Not surprisingly, the war has made conservation much more difficult. Oleg Dyakov, a rewilding officer from Rewilding Ukraine’s Odessa headquarters and one of the organization’s co-founders, recounts the dangers his teams faced with occasional frustration. Sea mines entering from the Black Sea impeded the release of fallow deer, and surveillance of Dalmatian pelicans was limited to binoculars and telescopes as parts of the delta were closed off by the Ukrainian government. (In peacetime, they could have used drones to make more accurate counts.)
The Askania Nova Reserve – Ukraine’s oldest and largest biosphere reserve on the east bank of the Dnipro River – has been under Russian occupation since last spring. Park staff continued their conservation work for almost a year. “The people who work there are heroes,” says Dyakov. “There’s no doubt about that.” But in March 2023, a recent report on the reserve’s website stated that a new Russian directorate had been installed.
The reserve is home to a large collection of both released and native ungulate breeds, including kulans. Before the war, Rewilding Ukraine relied on the wildlife sanctuary to provide herding to the Tarutino Steppe. Two successful iterations of newly customized donkeys originally came from Askania Nova.
“Now there is only one chance to bring animals from Western Europe,” explains Dyakov. However, this is both very expensive and bureaucratically complex – “especially under wartime conditions”. The birth of the feral kulans in the Tarutino steppe, says Dyakov, is important now not only because it shows the success of their project, but also because it may be the only way the herds can grow.
At times, the money to keep the projects running has dried up, and rangers have had to dig into their own pockets to keep them running. “We couldn’t wait. “The animals can hardly wait,” says Muntianu.
In a war for Ukraine’s survival and identity, conservation has inevitably taken on a patriotic dimension, says Dyakov. The Russian invasion has destroyed millions of acres of land he and so many others have protected for decades. Some of the rewilding and broader conservation movements have tried to promote the view that restoring the landscape can be seen as an element of their defence.

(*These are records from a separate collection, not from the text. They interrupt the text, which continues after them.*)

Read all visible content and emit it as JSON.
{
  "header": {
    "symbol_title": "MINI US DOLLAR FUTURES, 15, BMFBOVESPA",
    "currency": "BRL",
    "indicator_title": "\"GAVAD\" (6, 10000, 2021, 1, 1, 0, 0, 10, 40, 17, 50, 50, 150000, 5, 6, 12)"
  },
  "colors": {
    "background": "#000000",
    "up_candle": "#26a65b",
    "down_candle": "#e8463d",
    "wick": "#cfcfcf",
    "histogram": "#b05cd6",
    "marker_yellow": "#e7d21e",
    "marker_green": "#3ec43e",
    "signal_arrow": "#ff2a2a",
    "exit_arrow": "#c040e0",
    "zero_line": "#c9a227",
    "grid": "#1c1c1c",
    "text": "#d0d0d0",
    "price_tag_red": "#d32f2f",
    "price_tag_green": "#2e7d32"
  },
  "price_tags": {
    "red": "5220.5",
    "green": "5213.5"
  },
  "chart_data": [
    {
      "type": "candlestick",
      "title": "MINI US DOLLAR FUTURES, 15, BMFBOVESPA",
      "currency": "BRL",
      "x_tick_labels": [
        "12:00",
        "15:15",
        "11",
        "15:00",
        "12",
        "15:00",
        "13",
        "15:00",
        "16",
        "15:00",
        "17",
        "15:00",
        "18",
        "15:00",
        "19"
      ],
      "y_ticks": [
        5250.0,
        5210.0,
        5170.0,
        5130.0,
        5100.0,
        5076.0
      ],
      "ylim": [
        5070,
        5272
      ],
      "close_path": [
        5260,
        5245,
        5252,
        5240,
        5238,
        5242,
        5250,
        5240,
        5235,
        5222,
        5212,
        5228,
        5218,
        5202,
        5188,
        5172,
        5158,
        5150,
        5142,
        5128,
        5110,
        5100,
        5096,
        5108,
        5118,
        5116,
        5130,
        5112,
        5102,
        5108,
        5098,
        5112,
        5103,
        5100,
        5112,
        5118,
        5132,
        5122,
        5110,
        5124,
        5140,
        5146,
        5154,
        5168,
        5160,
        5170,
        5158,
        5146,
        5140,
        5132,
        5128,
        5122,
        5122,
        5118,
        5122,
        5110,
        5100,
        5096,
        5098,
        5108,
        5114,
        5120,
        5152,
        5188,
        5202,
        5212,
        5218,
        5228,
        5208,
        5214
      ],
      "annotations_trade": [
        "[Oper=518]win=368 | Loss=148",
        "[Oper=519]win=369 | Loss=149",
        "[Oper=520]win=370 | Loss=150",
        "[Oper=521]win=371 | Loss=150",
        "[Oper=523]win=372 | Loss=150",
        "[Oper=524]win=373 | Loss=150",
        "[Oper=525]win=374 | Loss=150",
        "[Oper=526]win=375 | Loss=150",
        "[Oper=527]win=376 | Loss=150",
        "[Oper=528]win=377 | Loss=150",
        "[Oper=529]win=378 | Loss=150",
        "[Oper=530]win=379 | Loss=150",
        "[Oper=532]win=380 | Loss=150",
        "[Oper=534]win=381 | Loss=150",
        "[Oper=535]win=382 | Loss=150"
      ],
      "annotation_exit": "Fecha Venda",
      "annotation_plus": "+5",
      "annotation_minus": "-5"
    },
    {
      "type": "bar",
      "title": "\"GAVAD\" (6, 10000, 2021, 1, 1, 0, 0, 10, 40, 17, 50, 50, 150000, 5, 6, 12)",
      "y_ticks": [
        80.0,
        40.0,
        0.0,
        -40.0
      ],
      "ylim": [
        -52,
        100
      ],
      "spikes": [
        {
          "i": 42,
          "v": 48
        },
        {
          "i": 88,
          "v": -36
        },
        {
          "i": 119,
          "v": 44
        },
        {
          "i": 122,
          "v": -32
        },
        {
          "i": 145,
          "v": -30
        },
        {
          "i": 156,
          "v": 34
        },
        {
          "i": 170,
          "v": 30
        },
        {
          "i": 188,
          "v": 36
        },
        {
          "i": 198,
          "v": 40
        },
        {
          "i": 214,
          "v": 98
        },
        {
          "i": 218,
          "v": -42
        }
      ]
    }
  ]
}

“A tank can’t drive through the wetlands,” says Bohdan Prots, an ecologist and CEO of the Danube-Carpathian Program, a Lviv-based NGO that conducts conservation activities and advocates for tougher environmental legislation. On Ukraine’s northwest border, flooded fields and swamps have deterred Russian troops from launching attacks across Belarus, Prots says. “Rewilding,” he believes, “is an instrument of defense of the country.”
Ukraine’s land and ecosystems were used as weapons during the conflict. In February 2022, Ukrainian forces flooded the Kiev-Irpin wetlands again by breaching a Soviet-era dam, making maneuvering difficult for Russian troops – a move credited at least in part to repelling the invading troops and saving the capital from capture. In June, The Kakhovka Dam in southern Ukraine was destroyed– most likely from Russia –devastate large areasand led to calls for environmental war crimes to be added to an already growing list of Kremlin crimes.